(Dataset rows describing interfaces)

........

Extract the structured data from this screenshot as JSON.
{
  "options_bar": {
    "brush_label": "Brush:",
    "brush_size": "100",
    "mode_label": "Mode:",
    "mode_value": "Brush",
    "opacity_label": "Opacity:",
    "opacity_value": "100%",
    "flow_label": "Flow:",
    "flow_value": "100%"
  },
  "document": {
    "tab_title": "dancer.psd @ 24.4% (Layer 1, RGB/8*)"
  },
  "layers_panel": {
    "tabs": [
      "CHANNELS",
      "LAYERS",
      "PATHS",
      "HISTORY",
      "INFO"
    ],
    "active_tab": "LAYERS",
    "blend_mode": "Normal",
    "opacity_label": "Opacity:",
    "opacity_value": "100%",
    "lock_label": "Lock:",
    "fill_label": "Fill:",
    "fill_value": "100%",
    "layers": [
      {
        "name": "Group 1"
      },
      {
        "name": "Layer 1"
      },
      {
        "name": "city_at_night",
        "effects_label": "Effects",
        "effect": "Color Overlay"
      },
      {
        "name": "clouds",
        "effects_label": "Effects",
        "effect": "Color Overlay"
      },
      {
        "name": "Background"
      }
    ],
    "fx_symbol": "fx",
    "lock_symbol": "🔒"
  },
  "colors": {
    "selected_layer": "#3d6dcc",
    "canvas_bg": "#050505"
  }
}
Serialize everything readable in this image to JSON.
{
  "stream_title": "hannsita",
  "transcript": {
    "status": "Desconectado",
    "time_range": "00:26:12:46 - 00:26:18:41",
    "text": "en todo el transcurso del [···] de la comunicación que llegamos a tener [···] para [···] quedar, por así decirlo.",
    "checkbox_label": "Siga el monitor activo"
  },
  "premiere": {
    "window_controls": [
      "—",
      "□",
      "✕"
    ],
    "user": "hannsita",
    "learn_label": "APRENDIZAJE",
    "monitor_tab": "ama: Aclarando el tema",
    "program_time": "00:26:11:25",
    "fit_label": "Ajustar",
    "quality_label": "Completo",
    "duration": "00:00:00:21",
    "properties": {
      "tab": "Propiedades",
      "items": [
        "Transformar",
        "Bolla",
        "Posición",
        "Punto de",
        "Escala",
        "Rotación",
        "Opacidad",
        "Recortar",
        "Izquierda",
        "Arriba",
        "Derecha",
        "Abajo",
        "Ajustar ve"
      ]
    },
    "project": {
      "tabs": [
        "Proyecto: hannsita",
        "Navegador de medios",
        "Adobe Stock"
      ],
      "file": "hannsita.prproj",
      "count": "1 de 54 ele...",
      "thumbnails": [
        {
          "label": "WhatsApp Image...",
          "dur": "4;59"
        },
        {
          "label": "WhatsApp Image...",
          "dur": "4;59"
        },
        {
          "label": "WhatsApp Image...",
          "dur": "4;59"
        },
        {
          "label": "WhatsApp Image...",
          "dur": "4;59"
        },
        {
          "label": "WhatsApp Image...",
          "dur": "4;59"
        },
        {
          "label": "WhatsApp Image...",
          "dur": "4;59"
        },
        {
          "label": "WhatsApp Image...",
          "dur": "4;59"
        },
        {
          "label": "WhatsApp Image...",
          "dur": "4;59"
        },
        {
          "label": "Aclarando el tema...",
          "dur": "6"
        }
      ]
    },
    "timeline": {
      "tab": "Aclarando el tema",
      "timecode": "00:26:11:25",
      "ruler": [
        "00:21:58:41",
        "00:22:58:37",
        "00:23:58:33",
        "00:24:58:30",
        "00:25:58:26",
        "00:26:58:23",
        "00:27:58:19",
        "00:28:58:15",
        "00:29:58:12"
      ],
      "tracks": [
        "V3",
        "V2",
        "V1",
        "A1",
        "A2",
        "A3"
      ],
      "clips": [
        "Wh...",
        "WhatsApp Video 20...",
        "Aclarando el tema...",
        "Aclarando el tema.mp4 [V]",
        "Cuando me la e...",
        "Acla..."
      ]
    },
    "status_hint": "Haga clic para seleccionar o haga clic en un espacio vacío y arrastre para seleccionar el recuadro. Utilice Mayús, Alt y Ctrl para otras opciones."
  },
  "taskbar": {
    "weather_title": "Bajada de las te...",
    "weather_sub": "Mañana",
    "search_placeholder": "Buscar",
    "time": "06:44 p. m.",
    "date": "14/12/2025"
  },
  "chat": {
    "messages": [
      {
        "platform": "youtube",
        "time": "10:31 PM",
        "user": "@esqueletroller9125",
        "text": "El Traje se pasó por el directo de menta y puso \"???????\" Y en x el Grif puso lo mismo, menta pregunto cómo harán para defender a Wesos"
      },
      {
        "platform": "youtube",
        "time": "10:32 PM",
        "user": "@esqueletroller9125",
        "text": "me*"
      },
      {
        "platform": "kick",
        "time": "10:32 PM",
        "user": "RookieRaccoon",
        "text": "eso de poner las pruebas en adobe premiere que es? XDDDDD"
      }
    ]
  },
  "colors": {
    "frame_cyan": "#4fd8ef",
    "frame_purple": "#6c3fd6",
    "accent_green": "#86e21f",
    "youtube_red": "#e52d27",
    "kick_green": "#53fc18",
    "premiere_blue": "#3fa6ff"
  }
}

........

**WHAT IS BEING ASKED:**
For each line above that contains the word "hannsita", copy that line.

**REPLY TO THE EXERCISE:**
  "stream_title": "hannsita",
    "user": "hannsita",
        "Proyecto: hannsita",
      "file": "hannsita.prproj",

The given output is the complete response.